We are quite familiar with the wise sayings that “if it’s not broke don’t fix it.” However, in our national life, we are always seeking to fix what is not broken and refusing to fix those things that are clearly broken. Last time, it was the Nigerian Liquefied Natural Gas (NLNG) establishment act that our legislators were seeking to fix to compel the company to remit 3 percent of its annual budget as funding to the Niger Delta Development Commission (NDDC) even when the company’s establishment act exempts it from paying the levy. They didn’t mind that the action could destroy perhaps, one of the most successful enterprises the Nigerian government has, prevent further investments in the gas sector and blacklist Nigeria as a credible investment destination. Now, it is the hugely successful contributory pension scheme that the legislators are after, threatening to unravel the over N6.5 trillion pension funds, fragment the PFAs, rob the economy of investible long term funds, impoverish retirees at old age, return the pension industry to its despicable past where government is unnecessarily saddled with huge pension liability with the attendant widespread corruption and embezzlement that usually characterise the old system.
Two bills currently before the National Assembly, one sponsored by Oluwoke Oke, which passed a second reading, seeks to amend the Pension Reform Act 2014, to exclude members of The Nigeria Police, The Nigerian Security and Civil Defence Corps, Nigeria Customs Service, Nigeria Prison Service, Nigeria Immigration Service and The Economic and Financial Crimes Commission from the Contributory Pension Scheme.
The other before the Senate sponsored by Aliyu Wamakko, representing Sokoto North, also seeks to amend the 2004 Pension Reform Act to allow retirees to withdraw a definite rate of 75 percent of the value of their RSA upon retirement, leaving only 25 percent to be spread over their expected years of retirement as periodic pension payments.
This move, at a time the federal government is clearly overburdened with and struggling to meet up with payment of pensions and gratuities, shows little appreciation of the current political economy of country and will be hugely detrimental not only to the government but to the personnel of the institutions being proposed to be exempted.

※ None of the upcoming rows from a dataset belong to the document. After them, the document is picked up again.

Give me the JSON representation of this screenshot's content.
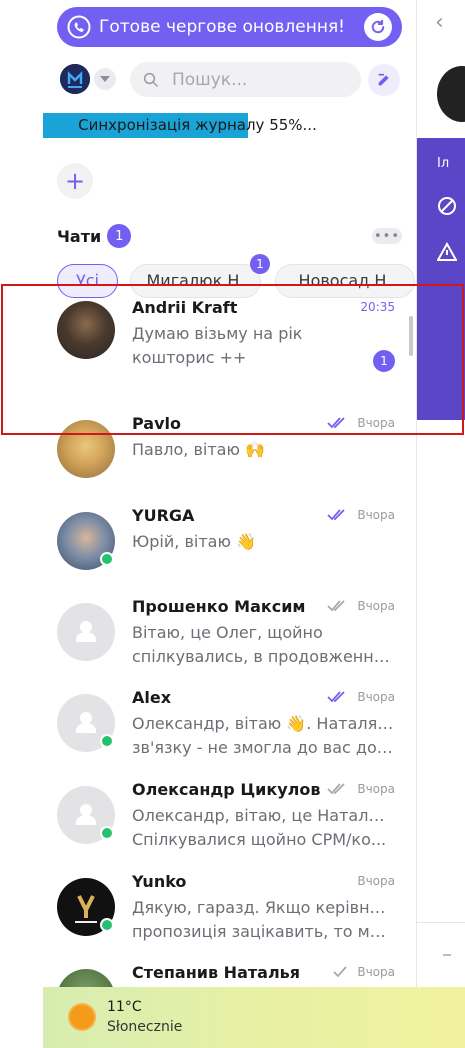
{
  "update_banner": {
    "text": "Готове чергове оновлення!"
  },
  "search": {
    "placeholder": "Пошук..."
  },
  "sync": {
    "text": "Синхронізація журналу 55%...",
    "progress": 0.55
  },
  "chats": {
    "title": "Чати",
    "badge": "1"
  },
  "tabs": [
    {
      "label": "Усі",
      "active": true
    },
    {
      "label": "Мигалюк Н.",
      "badge": "1"
    },
    {
      "label": "Новосад Н."
    }
  ],
  "chat_items": [
    {
      "name": "Andrii Kraft",
      "time": "20:35",
      "unread": "1",
      "preview": [
        "Думаю візьму на рік",
        "кошторис ++"
      ]
    },
    {
      "name": "Pavlo",
      "time": "Вчора",
      "status": "read",
      "preview": [
        "Павло, вітаю 🙌"
      ]
    },
    {
      "name": "YURGA",
      "time": "Вчора",
      "status": "read",
      "preview": [
        "Юрій, вітаю 👋"
      ]
    },
    {
      "name": "Прошенко Максим",
      "time": "Вчора",
      "status": "delivered",
      "preview": [
        "Вітаю, це Олег, щойно",
        "спілкувались, в продовження ..."
      ]
    },
    {
      "name": "Alex",
      "time": "Вчора",
      "status": "read",
      "preview": [
        "Олександр, вітаю 👋. Наталя на",
        "зв'язку - не змогла до вас доз..."
      ]
    },
    {
      "name": "Олександр Цикулов",
      "time": "Вчора",
      "status": "delivered",
      "preview": [
        "Олександр, вітаю, це Наталя 🙌",
        "Спілкувалися щойно CPM/ко..."
      ]
    },
    {
      "name": "Yunko",
      "time": "Вчора",
      "preview": [
        "Дякую, гаразд. Якщо керівника",
        "пропозиція зацікавить, то ми і..."
      ]
    },
    {
      "name": "Степанив Наталья",
      "time": "Вчора",
      "status": "sent",
      "preview": []
    }
  ],
  "weather": {
    "temp": "11°C",
    "condition": "Słonecznie"
  },
  "right_pane": {
    "label": "Іл"
  },
  "colors": {
    "accent": "#7360f2",
    "online": "#25c16f",
    "sync": "#1aa3d6",
    "highlight": "#d01818"
  }
}
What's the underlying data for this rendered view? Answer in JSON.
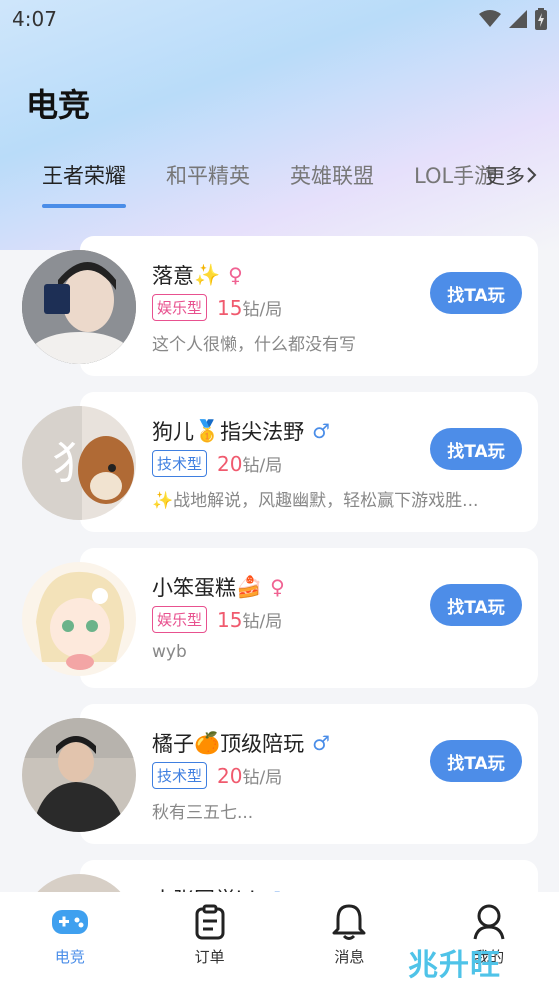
{
  "status": {
    "time": "4:07"
  },
  "page": {
    "title": "电竞"
  },
  "tabs": [
    {
      "label": "王者荣耀",
      "active": true
    },
    {
      "label": "和平精英",
      "active": false
    },
    {
      "label": "英雄联盟",
      "active": false
    },
    {
      "label": "LOL手游",
      "active": false
    }
  ],
  "more_label": "更多",
  "players": [
    {
      "name": "落意",
      "emoji": "✨",
      "gender": "♀",
      "tag": "娱乐型",
      "price": "15",
      "unit": "钻/局",
      "desc": "这个人很懒，什么都没有写",
      "button": "找TA玩"
    },
    {
      "name": "狗儿",
      "emoji": "🥇",
      "name2": "指尖法野",
      "gender": "♂",
      "tag": "技术型",
      "price": "20",
      "unit": "钻/局",
      "desc": "✨战地解说，风趣幽默，轻松赢下游戏胜...",
      "button": "找TA玩"
    },
    {
      "name": "小笨蛋糕",
      "emoji": "🍰",
      "gender": "♀",
      "tag": "娱乐型",
      "price": "15",
      "unit": "钻/局",
      "desc": "wyb",
      "button": "找TA玩"
    },
    {
      "name": "橘子",
      "emoji": "🍊",
      "name2": "顶级陪玩",
      "gender": "♂",
      "tag": "技术型",
      "price": "20",
      "unit": "钻/局",
      "desc": "秋有三五七...",
      "button": "找TA玩"
    },
    {
      "name": "小张同学bi",
      "gender": "♂"
    }
  ],
  "nav": [
    {
      "label": "电竞",
      "icon": "gamepad-icon",
      "active": true
    },
    {
      "label": "订单",
      "icon": "clipboard-icon",
      "active": false
    },
    {
      "label": "消息",
      "icon": "bell-icon",
      "active": false
    },
    {
      "label": "我的",
      "icon": "user-icon",
      "active": false
    }
  ],
  "watermark": "兆升旺",
  "colors": {
    "accent": "#4d8de8",
    "price": "#f05a6e",
    "female": "#f06292",
    "male": "#4a8de8"
  }
}
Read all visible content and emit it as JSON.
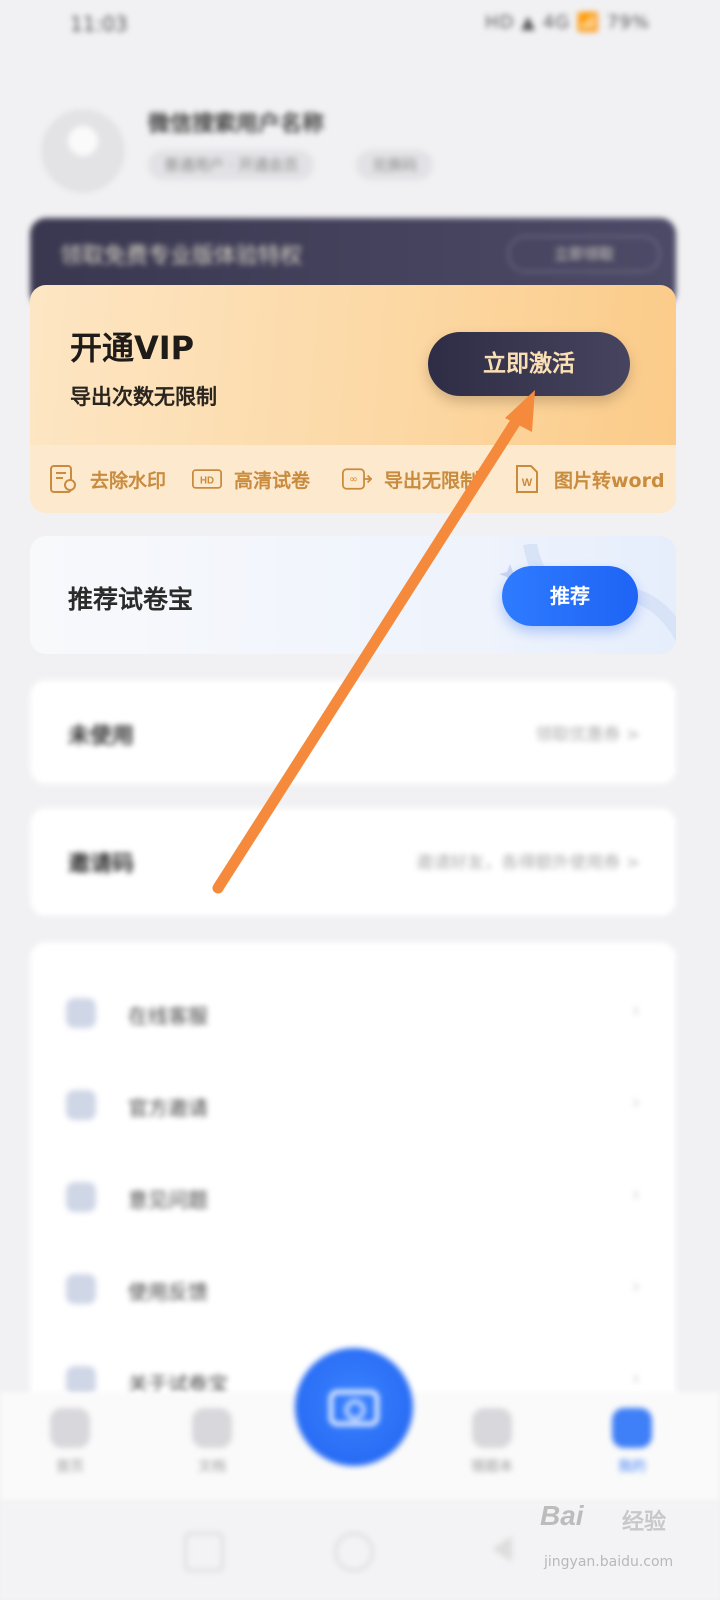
{
  "status_bar": {
    "time": "11:03",
    "right": "HD ▲ 4G 📶 79%"
  },
  "profile": {
    "name": "微信搜索用户名称",
    "chip1": "普通用户 · 开通会员",
    "chip2": "兑换码"
  },
  "dark_banner": {
    "text": "领取免费专业版体验特权",
    "button": "立即领取"
  },
  "vip": {
    "title": "开通VIP",
    "subtitle": "导出次数无限制",
    "activate_button": "立即激活",
    "features": [
      {
        "icon": "watermark-remove-icon",
        "label": "去除水印"
      },
      {
        "icon": "hd-icon",
        "label": "高清试卷"
      },
      {
        "icon": "infinite-export-icon",
        "label": "导出无限制"
      },
      {
        "icon": "word-icon",
        "label": "图片转word"
      }
    ]
  },
  "recommend": {
    "title": "推荐试卷宝",
    "button": "推荐"
  },
  "rows": [
    {
      "key": "未使用",
      "value": "领取优惠券 >"
    },
    {
      "key": "邀请码",
      "value": "邀请好友，各得额外使用券 >"
    }
  ],
  "menu": [
    {
      "icon": "service-icon",
      "label": "在线客服"
    },
    {
      "icon": "share-icon",
      "label": "官方邀请"
    },
    {
      "icon": "feedback-icon",
      "label": "意见问题"
    },
    {
      "icon": "settings-icon",
      "label": "使用反馈"
    },
    {
      "icon": "about-icon",
      "label": "关于试卷宝"
    }
  ],
  "tabs": [
    {
      "label": "首页",
      "icon": "home-icon"
    },
    {
      "label": "文档",
      "icon": "document-icon"
    },
    {
      "label": "错题本",
      "icon": "notebook-icon"
    },
    {
      "label": "我的",
      "icon": "profile-icon"
    }
  ],
  "watermark": {
    "logo": "Bai",
    "brand": "经验",
    "url": "jingyan.baidu.com"
  },
  "colors": {
    "accent": "#2e7bff",
    "vip_gold": "#c98b3e",
    "arrow": "#f58a3c",
    "dark_button": "#2f2d45"
  }
}
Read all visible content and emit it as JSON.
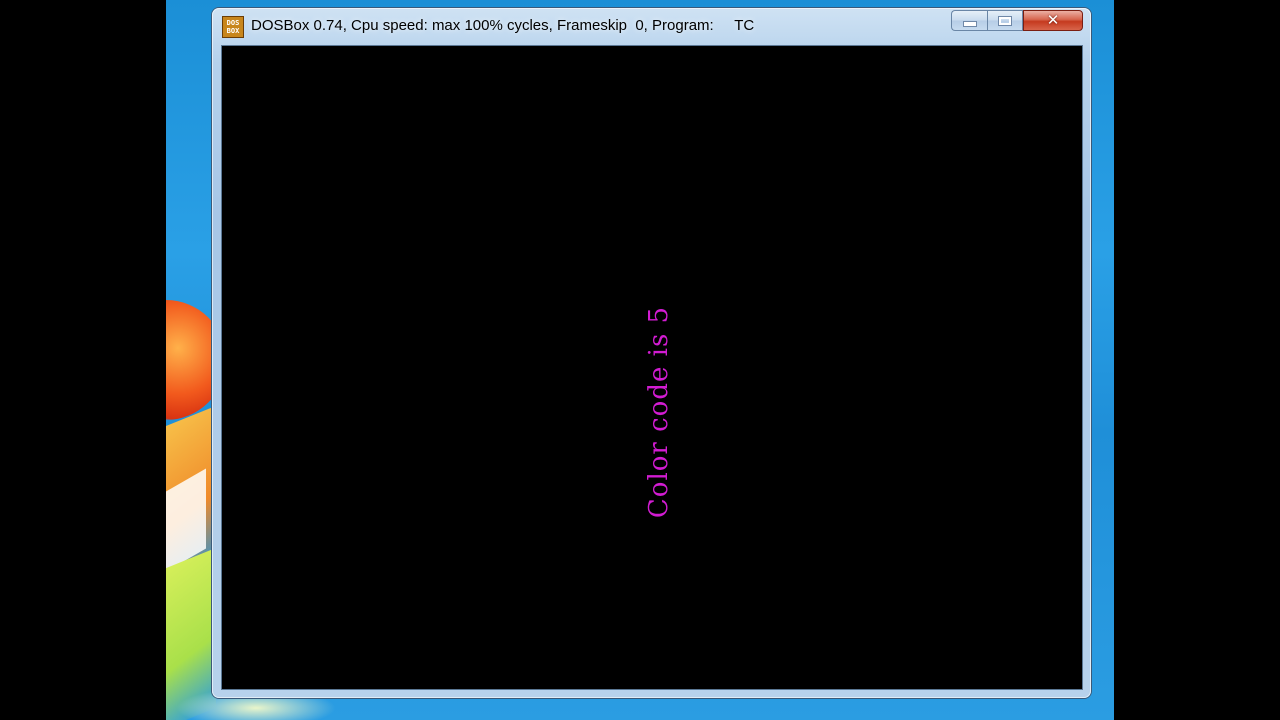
{
  "window": {
    "title": "DOSBox 0.74, Cpu speed: max 100% cycles, Frameskip  0, Program:     TC",
    "icon": {
      "name": "dosbox-icon",
      "label_top": "DOS",
      "label_bottom": "BOX"
    },
    "buttons": {
      "minimize": "minimize-icon",
      "maximize": "maximize-icon",
      "close": "close-icon"
    }
  },
  "screen": {
    "message": "Color code is 5",
    "message_color": "#d21cd2",
    "background": "#000000"
  },
  "desktop": {
    "accent": "#2aa0e6"
  }
}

Besides dismantling the institutions, systems and processes that government put in place in the last few years towards the implementation of the pension, including the culture of national savings as well as the efforts to eradicate the structures that encouraged corruption during the pre-pension reform era, the move will erode the pool of long term investible funds accumulated over the years, lead to a loss of confidence in the pension reform and other reform initiatives of the government and ultimately lead to a life of dependency and insecurity for the retirees, who, inexperienced in handling and investing bulk sums, will easily fall prey to unscrupulous business opportunities and fraudsters. What is more, the retirees will be forced to return to active life rather than retirement, thereby reducing their life expectancy.
We urge the National Assembly, in the interest of long-suffering workers to perish the idea of fixing a bill that is working seamlessly. In the alternative, civil society groups, workers and other pressure groups such as the press must stand up to the National Assembly to ensure they do not temper with the bill as it currently is.